And Shelly Oberoi went home happy. Also senior advocate Dr Abhishek Manu Singhvi, who appeared for Oberoi. Singhvi said Article 243R of the Constitution makes “it very clear” that nominated members cannot vote. Thus Singhvi agreed with CJI DY Chandrachud.
The only person in the room who was not satisfied with the ruling was Additional Solicitor General Sanjay Jain, representing the Delhi Lt. Governor. But then, if the constitutional provision on this matter was very well settled, then why the disappointment?
But the CJI’s observation that nominated aldermen cannot vote in the mayoral election triggered a tradeoff of accusations between the Aam Aadmi Party and the Bharatiya Janata Party. AAP asked the BJP to stop using “unethical methods”. The BJP in turn said it always knew the AAP wanted a postponement of the voting. It was more than apparent that this was one fight that was not going to end anytime soon. The BJP is still to get over the disappointment of losing control of the MCD. The MCD, even if it’s not as rich as the Mumbai municipal body, was important for the grassroots control of Delhi. After losing the MCD, there’s only the Lt. Governor left in the BJP’s kitty.

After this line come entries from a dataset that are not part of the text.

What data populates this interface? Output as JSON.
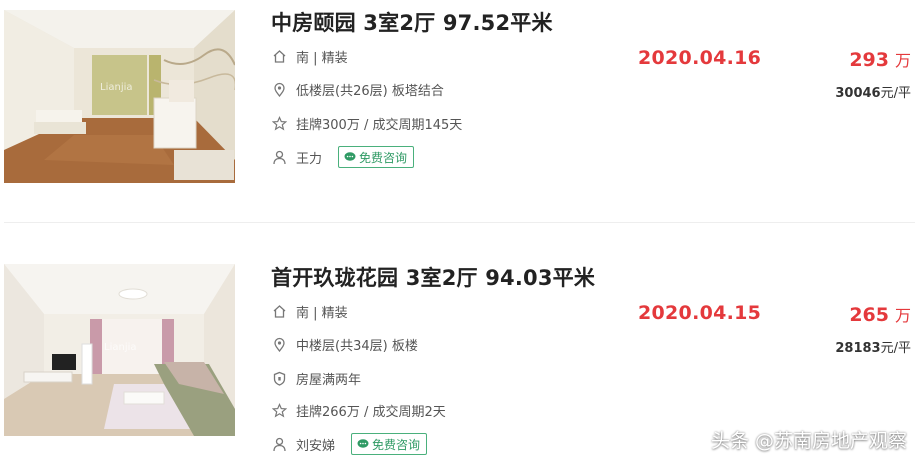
{
  "listings": [
    {
      "title": "中房颐园 3室2厅 97.52平米",
      "orientation": "南 | 精装",
      "floor": "低楼层(共26层) 板塔结合",
      "tag": "",
      "deal": "挂牌300万 / 成交周期145天",
      "agent": "王力",
      "consult_label": "免费咨询",
      "date": "2020.04.16",
      "price": "293",
      "price_unit": "万",
      "unit_price_num": "30046",
      "unit_price_unit": "元/平"
    },
    {
      "title": "首开玖珑花园 3室2厅 94.03平米",
      "orientation": "南 | 精装",
      "floor": "中楼层(共34层) 板楼",
      "tag": "房屋满两年",
      "deal": "挂牌266万 / 成交周期2天",
      "agent": "刘安娣",
      "consult_label": "免费咨询",
      "date": "2020.04.15",
      "price": "265",
      "price_unit": "万",
      "unit_price_num": "28183",
      "unit_price_unit": "元/平"
    }
  ],
  "watermark": "头条 @苏南房地产观察",
  "colors": {
    "accent_red": "#e4393c",
    "consult_green": "#2f9a64"
  },
  "icons": [
    "house-icon",
    "location-pin-icon",
    "shield-icon",
    "star-icon",
    "user-icon",
    "chat-bubble-icon"
  ]
}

There have been three attempts to install a mayor of Delhi since the MCD elections in December 2022, which rendered the BJP MCD-less for the first time in 15 years. The fight over whether nominated aldermen could or could not vote has been ongoing. It’s the Lt. Guv who nominates aldermen and the Lt. Governor is the Centre’s chosen one, literally on a leash.
That was reason enough to suspect the Lt. Guv and, therefore, the demand that the settled law on voting for MCD mayoral elections be applied strictly. The Electoral College for the MCD mayoral elections has 250 elected councillors, the seven elected Delhi Lok Sabha MPs, and three Rajya Sabha MPs of Delhi. In addition, there are 13 AAP MLAs and one BJP MLA, all of them nominated by the Speaker of the Delhi Assembly. After the December 2022 MCD elections, the AAP had won 134 wards, and the BJP, 104. The final count of votes for the mayoral polls is 274. The numbers favour AAP. The Congress, for good or bad, is nowhere in the frame.
With 10 nominated aldermen, the BJP’s voting strength would have gone from 113 to 123. But with the Supreme Court stating that who can vote and who cannot vote was a settled matter and nothing more need be said or discussed further on the subject, the fight should end there.
The AAP went to court for a stay on voting. On that limited point, the AAP has succeeded. At least for now. The Supreme Court has set this Friday for the next hearing. Whatever the ruling both the parties to the dispute will have to adhere. Neither party has the right to deprive Delhi its Mayor. The brouhaha, what the AAP called a “shameful act”, over who can and who cannot vote wasn’t needed at all. (IPA Service)